### Assignment
Give every entry again, exactly.

### Data section

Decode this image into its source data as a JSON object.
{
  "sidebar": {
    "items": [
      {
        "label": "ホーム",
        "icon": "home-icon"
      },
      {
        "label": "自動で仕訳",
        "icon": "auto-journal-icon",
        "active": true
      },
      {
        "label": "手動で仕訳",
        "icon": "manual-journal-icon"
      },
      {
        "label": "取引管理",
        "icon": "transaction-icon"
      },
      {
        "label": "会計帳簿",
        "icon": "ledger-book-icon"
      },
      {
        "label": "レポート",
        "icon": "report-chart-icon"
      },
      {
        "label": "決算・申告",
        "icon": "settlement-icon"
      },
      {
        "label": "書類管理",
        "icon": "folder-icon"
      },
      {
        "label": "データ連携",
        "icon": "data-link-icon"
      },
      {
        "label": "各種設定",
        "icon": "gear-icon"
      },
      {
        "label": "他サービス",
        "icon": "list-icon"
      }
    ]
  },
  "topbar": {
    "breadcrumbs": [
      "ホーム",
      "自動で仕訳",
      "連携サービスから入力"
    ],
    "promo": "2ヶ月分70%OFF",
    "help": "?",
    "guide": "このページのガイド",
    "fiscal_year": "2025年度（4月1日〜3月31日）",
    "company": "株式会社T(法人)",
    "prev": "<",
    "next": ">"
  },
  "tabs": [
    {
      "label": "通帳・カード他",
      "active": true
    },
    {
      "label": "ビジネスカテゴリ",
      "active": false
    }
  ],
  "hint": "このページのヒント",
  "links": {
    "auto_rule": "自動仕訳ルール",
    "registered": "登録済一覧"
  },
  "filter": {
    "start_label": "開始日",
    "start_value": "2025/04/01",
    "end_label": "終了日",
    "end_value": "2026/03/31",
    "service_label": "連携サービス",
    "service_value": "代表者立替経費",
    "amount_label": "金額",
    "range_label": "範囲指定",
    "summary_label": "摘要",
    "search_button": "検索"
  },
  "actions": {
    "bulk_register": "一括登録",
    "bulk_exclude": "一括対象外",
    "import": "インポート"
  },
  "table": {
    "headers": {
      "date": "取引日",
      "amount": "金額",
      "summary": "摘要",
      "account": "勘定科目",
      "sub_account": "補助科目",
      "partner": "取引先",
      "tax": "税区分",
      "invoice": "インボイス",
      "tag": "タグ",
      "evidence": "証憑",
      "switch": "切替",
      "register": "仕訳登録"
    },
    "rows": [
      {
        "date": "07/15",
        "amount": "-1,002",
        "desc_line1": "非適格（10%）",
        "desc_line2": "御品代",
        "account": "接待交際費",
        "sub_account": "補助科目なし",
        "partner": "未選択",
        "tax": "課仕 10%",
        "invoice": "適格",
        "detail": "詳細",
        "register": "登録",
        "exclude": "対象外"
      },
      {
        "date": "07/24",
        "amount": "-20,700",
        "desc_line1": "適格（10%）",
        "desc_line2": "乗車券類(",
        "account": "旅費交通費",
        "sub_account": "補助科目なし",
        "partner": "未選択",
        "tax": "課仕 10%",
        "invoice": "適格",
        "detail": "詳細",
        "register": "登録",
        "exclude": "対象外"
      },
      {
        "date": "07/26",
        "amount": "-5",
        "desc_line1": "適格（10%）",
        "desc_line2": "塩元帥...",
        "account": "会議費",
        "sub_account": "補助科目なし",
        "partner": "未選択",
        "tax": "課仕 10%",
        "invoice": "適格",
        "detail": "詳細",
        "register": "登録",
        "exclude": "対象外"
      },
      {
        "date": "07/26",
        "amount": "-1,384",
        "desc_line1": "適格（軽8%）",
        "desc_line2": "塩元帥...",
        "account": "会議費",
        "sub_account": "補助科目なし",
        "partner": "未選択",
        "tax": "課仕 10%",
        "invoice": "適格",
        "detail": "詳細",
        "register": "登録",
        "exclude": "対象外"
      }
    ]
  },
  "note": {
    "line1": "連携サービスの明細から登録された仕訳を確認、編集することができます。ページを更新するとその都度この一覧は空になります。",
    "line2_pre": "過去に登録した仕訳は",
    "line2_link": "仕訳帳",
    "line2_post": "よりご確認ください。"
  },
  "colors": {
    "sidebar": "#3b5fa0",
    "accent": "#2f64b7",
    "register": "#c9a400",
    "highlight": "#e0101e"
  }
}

### Answer section
Decode this image into its source data as a JSON object.
{
  "sidebar": {
    "items": [
      {
        "label": "ホーム",
        "icon": "home-icon"
      },
      {
        "label": "自動で仕訳",
        "icon": "auto-journal-icon",
        "active": true
      },
      {
        "label": "手動で仕訳",
        "icon": "manual-journal-icon"
      },
      {
        "label": "取引管理",
        "icon": "transaction-icon"
      },
      {
        "label": "会計帳簿",
        "icon": "ledger-book-icon"
      },
      {
        "label": "レポート",
        "icon": "report-chart-icon"
      },
      {
        "label": "決算・申告",
        "icon": "settlement-icon"
      },
      {
        "label": "書類管理",
        "icon": "folder-icon"
      },
      {
        "label": "データ連携",
        "icon": "data-link-icon"
      },
      {
        "label": "各種設定",
        "icon": "gear-icon"
      },
      {
        "label": "他サービス",
        "icon": "list-icon"
      }
    ]
  },
  "topbar": {
    "breadcrumbs": [
      "ホーム",
      "自動で仕訳",
      "連携サービスから入力"
    ],
    "promo": "2ヶ月分70%OFF",
    "help": "?",
    "guide": "このページのガイド",
    "fiscal_year": "2025年度（4月1日〜3月31日）",
    "company": "株式会社T(法人)",
    "prev": "<",
    "next": ">"
  },
  "tabs": [
    {
      "label": "通帳・カード他",
      "active": true
    },
    {
      "label": "ビジネスカテゴリ",
      "active": false
    }
  ],
  "hint": "このページのヒント",
  "links": {
    "auto_rule": "自動仕訳ルール",
    "registered": "登録済一覧"
  },
  "filter": {
    "start_label": "開始日",
    "start_value": "2025/04/01",
    "end_label": "終了日",
    "end_value": "2026/03/31",
    "service_label": "連携サービス",
    "service_value": "代表者立替経費",
    "amount_label": "金額",
    "range_label": "範囲指定",
    "summary_label": "摘要",
    "search_button": "検索"
  },
  "actions": {
    "bulk_register": "一括登録",
    "bulk_exclude": "一括対象外",
    "import": "インポート"
  },
  "table": {
    "headers": {
      "date": "取引日",
      "amount": "金額",
      "summary": "摘要",
      "account": "勘定科目",
      "sub_account": "補助科目",
      "partner": "取引先",
      "tax": "税区分",
      "invoice": "インボイス",
      "tag": "タグ",
      "evidence": "証憑",
      "switch": "切替",
      "register": "仕訳登録"
    },
    "rows": [
      {
        "date": "07/15",
        "amount": "-1,002",
        "desc_line1": "非適格（10%）",
        "desc_line2": "御品代",
        "account": "接待交際費",
        "sub_account": "補助科目なし",
        "partner": "未選択",
        "tax": "課仕 10%",
        "invoice": "適格",
        "detail": "詳細",
        "register": "登録",
        "exclude": "対象外"
      },
      {
        "date": "07/24",
        "amount": "-20,700",
        "desc_line1": "適格（10%）",
        "desc_line2": "乗車券類(",
        "account": "旅費交通費",
        "sub_account": "補助科目なし",
        "partner": "未選択",
        "tax": "課仕 10%",
        "invoice": "適格",
        "detail": "詳細",
        "register": "登録",
        "exclude": "対象外"
      },
      {
        "date": "07/26",
        "amount": "-5",
        "desc_line1": "適格（10%）",
        "desc_line2": "塩元帥...",
        "account": "会議費",
        "sub_account": "補助科目なし",
        "partner": "未選択",
        "tax": "課仕 10%",
        "invoice": "適格",
        "detail": "詳細",
        "register": "登録",
        "exclude": "対象外"
      },
      {
        "date": "07/26",
        "amount": "-1,384",
        "desc_line1": "適格（軽8%）",
        "desc_line2": "塩元帥...",
        "account": "会議費",
        "sub_account": "補助科目なし",
        "partner": "未選択",
        "tax": "課仕 10%",
        "invoice": "適格",
        "detail": "詳細",
        "register": "登録",
        "exclude": "対象外"
      }
    ]
  },
  "note": {
    "line1": "連携サービスの明細から登録された仕訳を確認、編集することができます。ページを更新するとその都度この一覧は空になります。",
    "line2_pre": "過去に登録した仕訳は",
    "line2_link": "仕訳帳",
    "line2_post": "よりご確認ください。"
  },
  "colors": {
    "sidebar": "#3b5fa0",
    "accent": "#2f64b7",
    "register": "#c9a400",
    "highlight": "#e0101e"
  }
}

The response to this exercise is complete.